Après tout, it seemend to make sense in a perfect way, that my last day would be filled with nothing particularly extraordinaire. Just my normal Parisian days, falling into place in my surroundings.
Even though my feet kept a calm and steady pace, my thoughts were anything but relaxed. There was a certain relief and excitement to be heading home. But at the moment it was overshadowed by the absolute fear that nothing would ever be the same. That this lovely, comfortable, exciting but ordinary adventure I'd led in France for the past 9 months would disappear completely once I left. An illusion. Something I would have to convince myself had truly happened. Once I left France, my time there would become somewhat of a snowglobe- something I could observe, but never again be inside of. No longer a participant, but a permanent bystander. Just the thought of not being able to slip back into this world I had been living in made me sick with panic. If this was going to be the reality, honestly I'd rather not leave.

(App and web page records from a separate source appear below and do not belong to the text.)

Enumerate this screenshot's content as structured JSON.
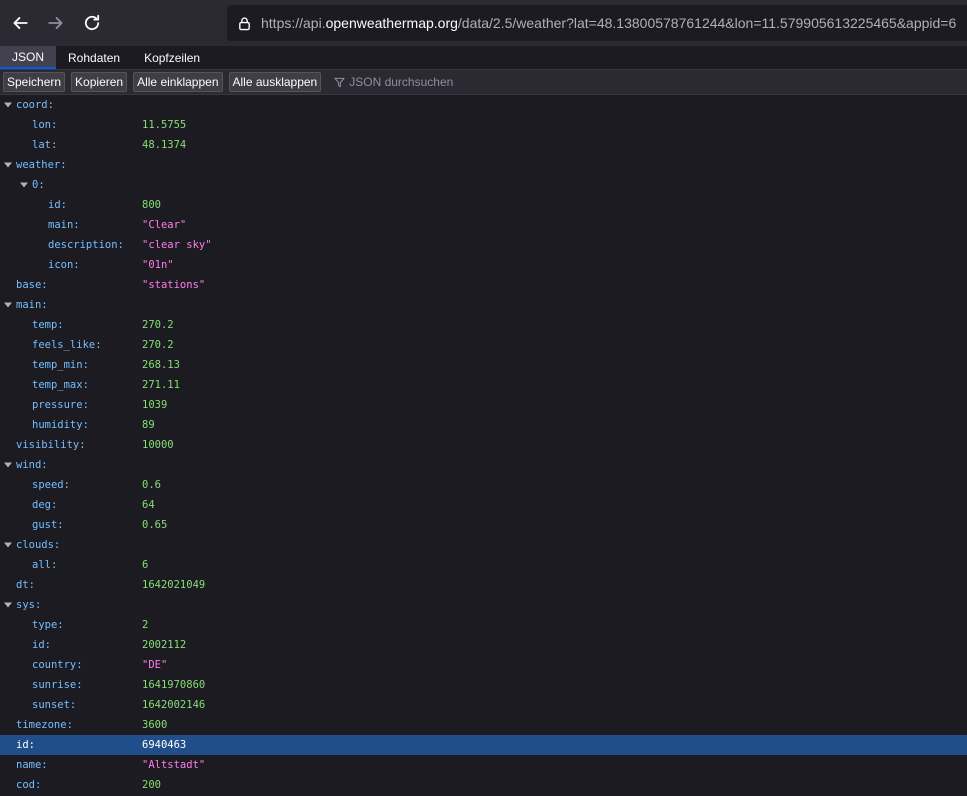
{
  "browser": {
    "url_prefix": "https://api.",
    "url_host": "openweathermap.org",
    "url_rest": "/data/2.5/weather?lat=48.13800578761244&lon=11.579905613225465&appid=6"
  },
  "tabs": [
    "JSON",
    "Rohdaten",
    "Kopfzeilen"
  ],
  "toolbar": {
    "save": "Speichern",
    "copy": "Kopieren",
    "collapse_all": "Alle einklappen",
    "expand_all": "Alle ausklappen",
    "filter_placeholder": "JSON durchsuchen"
  },
  "rows": [
    {
      "key": "coord:",
      "depth": 0,
      "toggle": true
    },
    {
      "key": "lon:",
      "depth": 1,
      "value": "11.5755",
      "type": "num"
    },
    {
      "key": "lat:",
      "depth": 1,
      "value": "48.1374",
      "type": "num"
    },
    {
      "key": "weather:",
      "depth": 0,
      "toggle": true
    },
    {
      "key": "0:",
      "depth": 1,
      "toggle": true
    },
    {
      "key": "id:",
      "depth": 2,
      "value": "800",
      "type": "num"
    },
    {
      "key": "main:",
      "depth": 2,
      "value": "\"Clear\"",
      "type": "str"
    },
    {
      "key": "description:",
      "depth": 2,
      "value": "\"clear sky\"",
      "type": "str"
    },
    {
      "key": "icon:",
      "depth": 2,
      "value": "\"01n\"",
      "type": "str"
    },
    {
      "key": "base:",
      "depth": 0,
      "value": "\"stations\"",
      "type": "str"
    },
    {
      "key": "main:",
      "depth": 0,
      "toggle": true
    },
    {
      "key": "temp:",
      "depth": 1,
      "value": "270.2",
      "type": "num"
    },
    {
      "key": "feels_like:",
      "depth": 1,
      "value": "270.2",
      "type": "num"
    },
    {
      "key": "temp_min:",
      "depth": 1,
      "value": "268.13",
      "type": "num"
    },
    {
      "key": "temp_max:",
      "depth": 1,
      "value": "271.11",
      "type": "num"
    },
    {
      "key": "pressure:",
      "depth": 1,
      "value": "1039",
      "type": "num"
    },
    {
      "key": "humidity:",
      "depth": 1,
      "value": "89",
      "type": "num"
    },
    {
      "key": "visibility:",
      "depth": 0,
      "value": "10000",
      "type": "num"
    },
    {
      "key": "wind:",
      "depth": 0,
      "toggle": true
    },
    {
      "key": "speed:",
      "depth": 1,
      "value": "0.6",
      "type": "num"
    },
    {
      "key": "deg:",
      "depth": 1,
      "value": "64",
      "type": "num"
    },
    {
      "key": "gust:",
      "depth": 1,
      "value": "0.65",
      "type": "num"
    },
    {
      "key": "clouds:",
      "depth": 0,
      "toggle": true
    },
    {
      "key": "all:",
      "depth": 1,
      "value": "6",
      "type": "num"
    },
    {
      "key": "dt:",
      "depth": 0,
      "value": "1642021049",
      "type": "num"
    },
    {
      "key": "sys:",
      "depth": 0,
      "toggle": true
    },
    {
      "key": "type:",
      "depth": 1,
      "value": "2",
      "type": "num"
    },
    {
      "key": "id:",
      "depth": 1,
      "value": "2002112",
      "type": "num"
    },
    {
      "key": "country:",
      "depth": 1,
      "value": "\"DE\"",
      "type": "str"
    },
    {
      "key": "sunrise:",
      "depth": 1,
      "value": "1641970860",
      "type": "num"
    },
    {
      "key": "sunset:",
      "depth": 1,
      "value": "1642002146",
      "type": "num"
    },
    {
      "key": "timezone:",
      "depth": 0,
      "value": "3600",
      "type": "num"
    },
    {
      "key": "id:",
      "depth": 0,
      "value": "6940463",
      "type": "num",
      "selected": true
    },
    {
      "key": "name:",
      "depth": 0,
      "value": "\"Altstadt\"",
      "type": "str"
    },
    {
      "key": "cod:",
      "depth": 0,
      "value": "200",
      "type": "num"
    }
  ]
}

I sat down on one of the green flaky benched where I'd spent so many afternoons. Stretching after a couple loops through the park. My journal on my lap with my pen scrawling excitedly across the page. Watching the old couple across from me walk casually around the lake, elbows linked.
The hardest part about leaving a place is the fear and recognition that things will be different when you return. The fear of being left out could almost be strong enough to keep me standing still. And even if I was lucky enough to come back to France, back to Paris, how could it ever be better than it had during this past year ? A year of traveling, discovering, living passionately.
I wasn't doing well with these fears- it just felt like the couldn't be overcome, even as I continued to hope desperately for a solution.
My back slid against the bench and I looked up towards the blue late morning sky peppered with clouds. I'd done the same thing countless times, admiring the contours of an illuminated and patchy sky. The shape of the cloud I saw in front of me shook me from my daydream with a jolt. It was so familiar. But then, it couldn't possible be. People talk about coincidences, about symbols; messages meant to be- but did that ever really happen ?
As I sat there in awe, the anxiety I'd been trying to sort through started rolling down my cheeks.
There was, however, a smile through those tears, as I stared upwards at the puffy form of France twinkling down on me. That silly cloud gave me more comfort than any lecture or self pep-talk ever could. Yes, things would change, but that was the utter excitement of it all. I would never forget France, even if I tried. And that afternoon I was assured, france would never forget me either.